[Component data from apps and pages]
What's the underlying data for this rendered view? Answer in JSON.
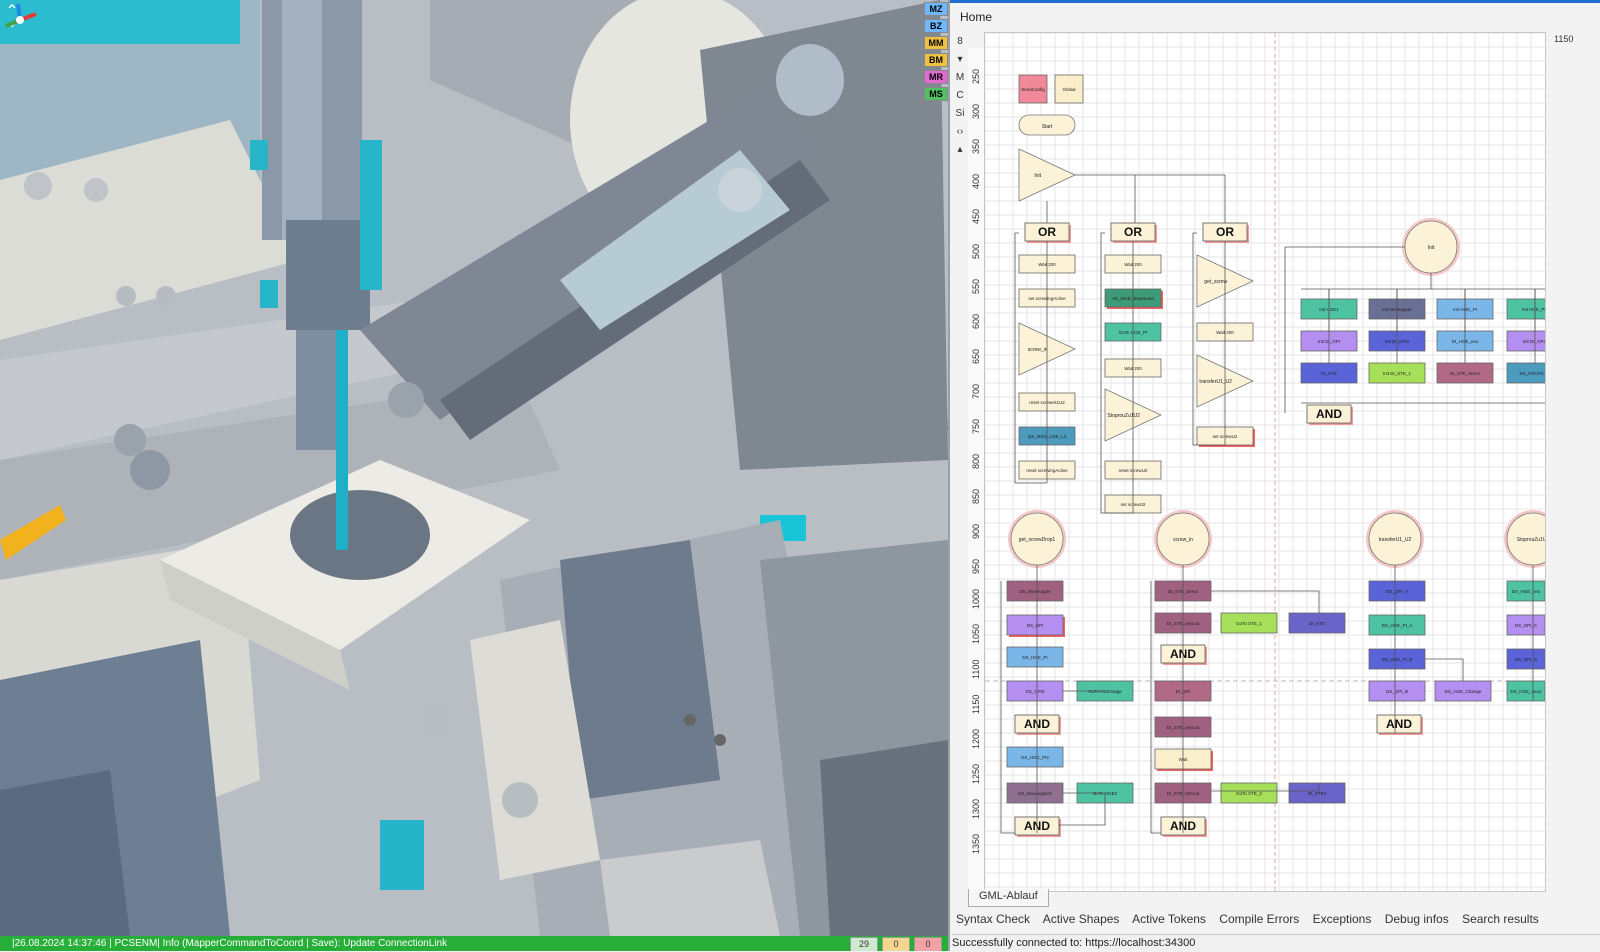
{
  "viewport": {
    "badges": [
      {
        "label": "MZ",
        "color": "#6fb8ff"
      },
      {
        "label": "BZ",
        "color": "#6fb8ff"
      },
      {
        "label": "MM",
        "color": "#f0c040"
      },
      {
        "label": "BM",
        "color": "#f0c040"
      },
      {
        "label": "MR",
        "color": "#e06ad0"
      },
      {
        "label": "MS",
        "color": "#50c060"
      }
    ]
  },
  "status": {
    "message": "|26.08.2024 14:37:46 | PCSENM| Info (MapperCommandToCoord | Save): Update ConnectionLink",
    "counts": [
      "29",
      "0",
      "0"
    ]
  },
  "panel": {
    "home": "Home",
    "ruler_top": [
      "350",
      "400",
      "450",
      "500",
      "550",
      "600",
      "650",
      "700",
      "750",
      "800",
      "850",
      "900",
      "950",
      "1000",
      "1050",
      "1100",
      "1150"
    ],
    "ruler_left": [
      "250",
      "300",
      "350",
      "400",
      "450",
      "500",
      "550",
      "600",
      "650",
      "700",
      "750",
      "800",
      "850",
      "900",
      "950",
      "1000",
      "1050",
      "1100",
      "1150",
      "1200",
      "1250",
      "1300",
      "1350"
    ],
    "tools": [
      "8",
      "▾",
      "M",
      "C",
      "Si",
      "‹›",
      "▴"
    ],
    "doc_tab": "GML-Ablauf",
    "tabs": [
      "Syntax Check",
      "Active Shapes",
      "Active Tokens",
      "Compile Errors",
      "Exceptions",
      "Debug infos",
      "Search results"
    ],
    "connection": "Successfully connected to: https://localhost:34300"
  },
  "flow": {
    "top_nodes": [
      {
        "label": "SendConfig",
        "color": "#f08a9a"
      },
      {
        "label": "Global",
        "color": "#fbeecb"
      },
      {
        "label": "Start",
        "color": "#fbeecb"
      },
      {
        "label": "Init",
        "color": "#fbeecb"
      }
    ],
    "gates": [
      "OR",
      "OR",
      "OR",
      "AND",
      "AND",
      "AND",
      "AND",
      "AND",
      "AND"
    ],
    "init_circle": "Init",
    "circles": [
      "get_screwDrop1",
      "screw_in",
      "transferU1_U2",
      "StoprouZu1U2"
    ],
    "col1": [
      "Wait 200",
      "set screwingActive",
      "screw_in",
      "reset screwAt1U2",
      "QS_MSG_USK_L3",
      "reset screwingActive"
    ],
    "col2": [
      "Wait 200",
      "VE_MGE_Stepmotor",
      "GoTo HGE_PI",
      "Wait 200",
      "StoprouZu1U2",
      "reset screwU2",
      "set screwU2"
    ],
    "col3": [
      "get_screw",
      "Wait 200",
      "transferU1_U2",
      "set screwU2"
    ],
    "init_boxes": [
      {
        "label": "Init HGE1",
        "color": "#4dc3a2"
      },
      {
        "label": "Init Moveupper",
        "color": "#6a6f96"
      },
      {
        "label": "Init HGE_PI",
        "color": "#7ab7e8"
      },
      {
        "label": "Init HGE_PI2",
        "color": "#4dc3a2"
      },
      {
        "label": "Init DI_GPI",
        "color": "#b48ff0"
      },
      {
        "label": "Init DI_GPI2",
        "color": "#5a64d8"
      },
      {
        "label": "DI_HGE_neu",
        "color": "#7ab7e8"
      },
      {
        "label": "Init DI_GPI3",
        "color": "#b48ff0"
      },
      {
        "label": "DI_STE",
        "color": "#5a64d8"
      },
      {
        "label": "Init DI_STE_1",
        "color": "#a6e05a"
      },
      {
        "label": "DI_STE_Servo",
        "color": "#b06a86"
      },
      {
        "label": "DS_FOUTS_DI",
        "color": "#4d9abf"
      }
    ],
    "bottom_labels": [
      {
        "label": "DS_Moveupper",
        "color": "#a06080"
      },
      {
        "label": "DS_GPI",
        "color": "#b48ff0"
      },
      {
        "label": "DS_HGE_PI",
        "color": "#7ab7e8"
      },
      {
        "label": "DS_GPI2",
        "color": "#b48ff0"
      },
      {
        "label": "GoTo HGEStage",
        "color": "#4dc3a2"
      },
      {
        "label": "DS_HGE_PI2",
        "color": "#7ab7e8"
      },
      {
        "label": "DS_Moveupper2",
        "color": "#8f7090"
      },
      {
        "label": "GoTo HGE2",
        "color": "#4dc3a2"
      },
      {
        "label": "DI_STE_Servo",
        "color": "#a06080"
      },
      {
        "label": "GoTo STE_1",
        "color": "#a6e05a"
      },
      {
        "label": "DI_STE",
        "color": "#6a64c8"
      },
      {
        "label": "DI_STE_Servo2",
        "color": "#a06080"
      },
      {
        "label": "DI_GPI",
        "color": "#b06a86"
      },
      {
        "label": "DI_STE_Servo3",
        "color": "#a06080"
      },
      {
        "label": "Wait",
        "color": "#fbeecb"
      },
      {
        "label": "DI_STE_Servo4",
        "color": "#a06080"
      },
      {
        "label": "GoTo STE_2",
        "color": "#a6e05a"
      },
      {
        "label": "DI_STE2",
        "color": "#6a64c8"
      },
      {
        "label": "DS_GPI_A",
        "color": "#5a64d8"
      },
      {
        "label": "DS_HGE_PI_A",
        "color": "#4dc3a2"
      },
      {
        "label": "DS_HGE_PI_B",
        "color": "#5a64d8"
      },
      {
        "label": "DS_GPI_B",
        "color": "#b48ff0"
      },
      {
        "label": "DS_HGE_Change",
        "color": "#b48ff0"
      },
      {
        "label": "DS_HGE_neu",
        "color": "#4dc3a2"
      },
      {
        "label": "DS_GPI_C",
        "color": "#b48ff0"
      },
      {
        "label": "DS_GPI_D",
        "color": "#5a64d8"
      },
      {
        "label": "DS_HGE_neu2",
        "color": "#4dc3a2"
      }
    ]
  }
}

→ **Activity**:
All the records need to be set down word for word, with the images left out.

→ **Result**:
What's the underlying data for this rendered view? Answer in JSON.
{
  "viewport": {
    "badges": [
      {
        "label": "MZ",
        "color": "#6fb8ff"
      },
      {
        "label": "BZ",
        "color": "#6fb8ff"
      },
      {
        "label": "MM",
        "color": "#f0c040"
      },
      {
        "label": "BM",
        "color": "#f0c040"
      },
      {
        "label": "MR",
        "color": "#e06ad0"
      },
      {
        "label": "MS",
        "color": "#50c060"
      }
    ]
  },
  "status": {
    "message": "|26.08.2024 14:37:46 | PCSENM| Info (MapperCommandToCoord | Save): Update ConnectionLink",
    "counts": [
      "29",
      "0",
      "0"
    ]
  },
  "panel": {
    "home": "Home",
    "ruler_top": [
      "350",
      "400",
      "450",
      "500",
      "550",
      "600",
      "650",
      "700",
      "750",
      "800",
      "850",
      "900",
      "950",
      "1000",
      "1050",
      "1100",
      "1150"
    ],
    "ruler_left": [
      "250",
      "300",
      "350",
      "400",
      "450",
      "500",
      "550",
      "600",
      "650",
      "700",
      "750",
      "800",
      "850",
      "900",
      "950",
      "1000",
      "1050",
      "1100",
      "1150",
      "1200",
      "1250",
      "1300",
      "1350"
    ],
    "tools": [
      "8",
      "▾",
      "M",
      "C",
      "Si",
      "‹›",
      "▴"
    ],
    "doc_tab": "GML-Ablauf",
    "tabs": [
      "Syntax Check",
      "Active Shapes",
      "Active Tokens",
      "Compile Errors",
      "Exceptions",
      "Debug infos",
      "Search results"
    ],
    "connection": "Successfully connected to: https://localhost:34300"
  },
  "flow": {
    "top_nodes": [
      {
        "label": "SendConfig",
        "color": "#f08a9a"
      },
      {
        "label": "Global",
        "color": "#fbeecb"
      },
      {
        "label": "Start",
        "color": "#fbeecb"
      },
      {
        "label": "Init",
        "color": "#fbeecb"
      }
    ],
    "gates": [
      "OR",
      "OR",
      "OR",
      "AND",
      "AND",
      "AND",
      "AND",
      "AND",
      "AND"
    ],
    "init_circle": "Init",
    "circles": [
      "get_screwDrop1",
      "screw_in",
      "transferU1_U2",
      "StoprouZu1U2"
    ],
    "col1": [
      "Wait 200",
      "set screwingActive",
      "screw_in",
      "reset screwAt1U2",
      "QS_MSG_USK_L3",
      "reset screwingActive"
    ],
    "col2": [
      "Wait 200",
      "VE_MGE_Stepmotor",
      "GoTo HGE_PI",
      "Wait 200",
      "StoprouZu1U2",
      "reset screwU2",
      "set screwU2"
    ],
    "col3": [
      "get_screw",
      "Wait 200",
      "transferU1_U2",
      "set screwU2"
    ],
    "init_boxes": [
      {
        "label": "Init HGE1",
        "color": "#4dc3a2"
      },
      {
        "label": "Init Moveupper",
        "color": "#6a6f96"
      },
      {
        "label": "Init HGE_PI",
        "color": "#7ab7e8"
      },
      {
        "label": "Init HGE_PI2",
        "color": "#4dc3a2"
      },
      {
        "label": "Init DI_GPI",
        "color": "#b48ff0"
      },
      {
        "label": "Init DI_GPI2",
        "color": "#5a64d8"
      },
      {
        "label": "DI_HGE_neu",
        "color": "#7ab7e8"
      },
      {
        "label": "Init DI_GPI3",
        "color": "#b48ff0"
      },
      {
        "label": "DI_STE",
        "color": "#5a64d8"
      },
      {
        "label": "Init DI_STE_1",
        "color": "#a6e05a"
      },
      {
        "label": "DI_STE_Servo",
        "color": "#b06a86"
      },
      {
        "label": "DS_FOUTS_DI",
        "color": "#4d9abf"
      }
    ],
    "bottom_labels": [
      {
        "label": "DS_Moveupper",
        "color": "#a06080"
      },
      {
        "label": "DS_GPI",
        "color": "#b48ff0"
      },
      {
        "label": "DS_HGE_PI",
        "color": "#7ab7e8"
      },
      {
        "label": "DS_GPI2",
        "color": "#b48ff0"
      },
      {
        "label": "GoTo HGEStage",
        "color": "#4dc3a2"
      },
      {
        "label": "DS_HGE_PI2",
        "color": "#7ab7e8"
      },
      {
        "label": "DS_Moveupper2",
        "color": "#8f7090"
      },
      {
        "label": "GoTo HGE2",
        "color": "#4dc3a2"
      },
      {
        "label": "DI_STE_Servo",
        "color": "#a06080"
      },
      {
        "label": "GoTo STE_1",
        "color": "#a6e05a"
      },
      {
        "label": "DI_STE",
        "color": "#6a64c8"
      },
      {
        "label": "DI_STE_Servo2",
        "color": "#a06080"
      },
      {
        "label": "DI_GPI",
        "color": "#b06a86"
      },
      {
        "label": "DI_STE_Servo3",
        "color": "#a06080"
      },
      {
        "label": "Wait",
        "color": "#fbeecb"
      },
      {
        "label": "DI_STE_Servo4",
        "color": "#a06080"
      },
      {
        "label": "GoTo STE_2",
        "color": "#a6e05a"
      },
      {
        "label": "DI_STE2",
        "color": "#6a64c8"
      },
      {
        "label": "DS_GPI_A",
        "color": "#5a64d8"
      },
      {
        "label": "DS_HGE_PI_A",
        "color": "#4dc3a2"
      },
      {
        "label": "DS_HGE_PI_B",
        "color": "#5a64d8"
      },
      {
        "label": "DS_GPI_B",
        "color": "#b48ff0"
      },
      {
        "label": "DS_HGE_Change",
        "color": "#b48ff0"
      },
      {
        "label": "DS_HGE_neu",
        "color": "#4dc3a2"
      },
      {
        "label": "DS_GPI_C",
        "color": "#b48ff0"
      },
      {
        "label": "DS_GPI_D",
        "color": "#5a64d8"
      },
      {
        "label": "DS_HGE_neu2",
        "color": "#4dc3a2"
      }
    ]
  }
}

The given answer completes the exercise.